 Such drywall sheets when split in half, normally at the installation site, yield panels that are 233/4'' wide and are ideal for suspending on the conventional tees 21 fixed at 2' centers. These special width fireproof drywall sheets can have standard 8, 10 or 12' lengths.
 With the main runners or tees 21 suspended in place, the drywall panels 21 can be assembled onto the tees. This is accomplished by tilting one long edge of a panel up into the space between a pair of adjacent tees 21 as far as possible so that the lower opposite edge of the panel can be raised past the flange 26 of the close by tee and then shifted back onto the bypassed flange. Following this, the upward edge can be lowered in place. This assembly maneuvering of the panel 21 is analogous to that typically used when installing suspended ceiling tile on ceiling grid.
 Manufacturing facilities for producing dimensional fire-rated 5/8'' drywall can be easily modified to make the slightly narrower non-tapered 471/2'' wide preferred panels 21. Standard main tees are joined end-to-end where a floor dimension is larger than say 12'.
 Where sections of a basement or area under a floor are larger in dimensions than available with a panel, e.g. beyond 8, 10, or 12', a cross tee 36 (FIG. 3) can be used at the end of a panel to bridge the joint with another panel continuing in the longitudinal direction. The cross tee 36 is assembled between the main tees 21 and can rest on their respective flanges 26. Standard end connectors on the cross tees 36 are unnecessary if there is no need to assemble and lock the connectors in the usual cross tee receiving slots provided in the main runner tees.

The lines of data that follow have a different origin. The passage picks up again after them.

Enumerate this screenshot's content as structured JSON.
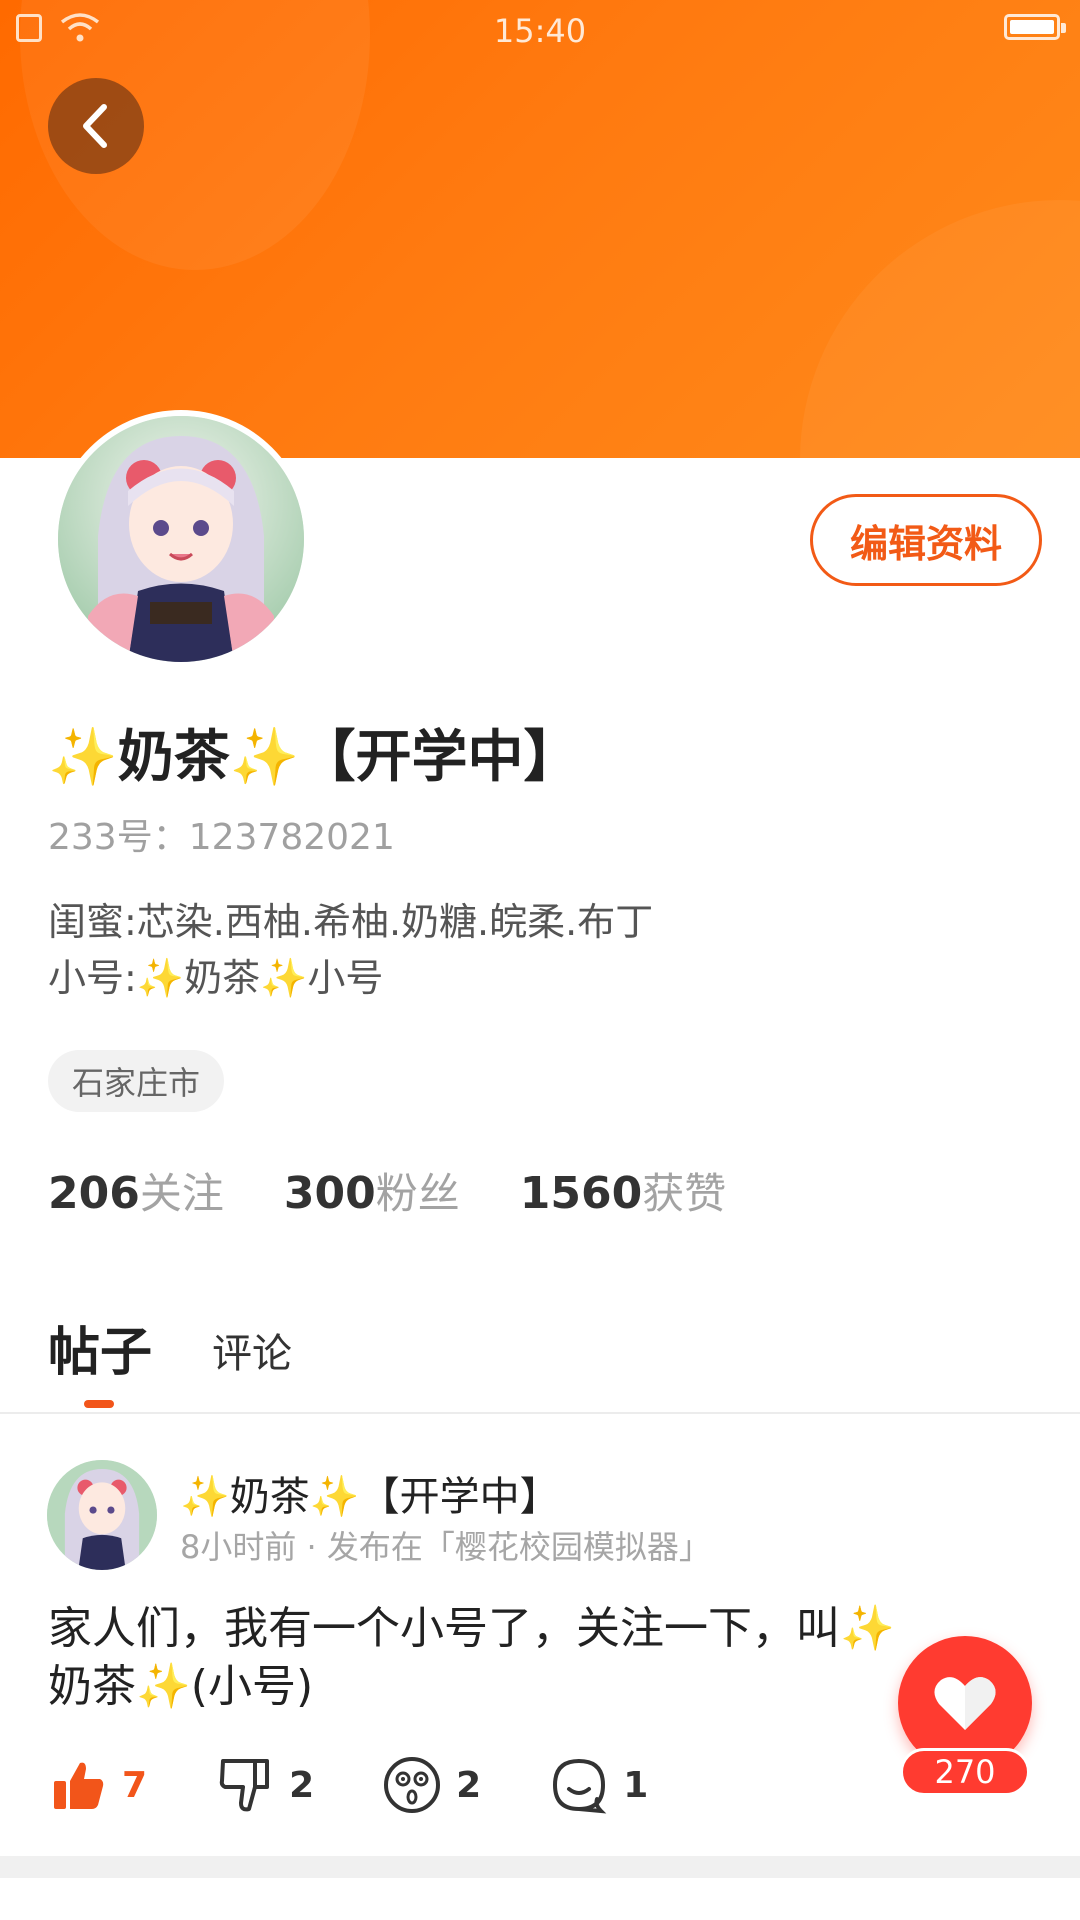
{
  "status_bar": {
    "time": "15:40"
  },
  "profile": {
    "nickname": "✨奶茶✨【开学中】",
    "uid": "233号：123782021",
    "bio_lines": [
      "闺蜜:芯染.西柚.希柚.奶糖.皖柔.布丁",
      "小号:✨奶茶✨小号"
    ],
    "location": "石家庄市",
    "edit_label": "编辑资料",
    "stats": [
      {
        "num": "206",
        "label": "关注"
      },
      {
        "num": "300",
        "label": "粉丝"
      },
      {
        "num": "1560",
        "label": "获赞"
      }
    ]
  },
  "tabs": [
    {
      "label": "帖子",
      "active": true
    },
    {
      "label": "评论",
      "active": false
    }
  ],
  "post": {
    "author": "✨奶茶✨【开学中】",
    "meta": "8小时前 · 发布在「樱花校园模拟器」",
    "content": "家人们，我有一个小号了，关注一下，叫✨奶茶✨(小号)",
    "actions": {
      "like": {
        "icon": "thumbs-up-icon",
        "count": "7"
      },
      "dislike": {
        "icon": "thumbs-down-icon",
        "count": "2"
      },
      "surprise": {
        "icon": "surprised-face-icon",
        "count": "2"
      },
      "comment": {
        "icon": "comment-icon",
        "count": "1"
      }
    }
  },
  "fab": {
    "icon": "heart-icon",
    "count": "270"
  },
  "colors": {
    "accent": "#f2551a",
    "header": "#ff7a10",
    "fab": "#ff3b30"
  }
}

 Where objects such as pipes and ducts penetrate the plane of the barrier layer 16, a panel can be cut such that it has an edge that is tangent to and cut out for the object. A cross tee can be used to bridge the joint between the cut edge and a complementary panel on a side of the object opposite that of the first panel. The fireproof drywall panels 22, and optionally for expediency, the tees 21 can be painted. This will improve the light reflectance of the panels 22 over their natural reflectance. The fire barrier 16 moreover serves to reduce transmission of sound from the basement area to the space above the floor construction 10.
 It should be evident that this disclosure is by way of example and that various changes may be made by adding, modifying or eliminating details without departing from the fair scope of the teaching contained in this disclosure. For example, in geographic regions where metric units are prevalent, the dimensions given above are convertible to their metric equivalents. The invention is therefore not limited to particular details of this disclosure except to the extent that the following claims are necessarily so limited.
Patent applications by Gary F. Miller, Palatine, IL US
Patent applications by United States Gypsum Company
Patent applications in class Inverted T-bar type
Patent applications in all subclasses Inverted T-bar type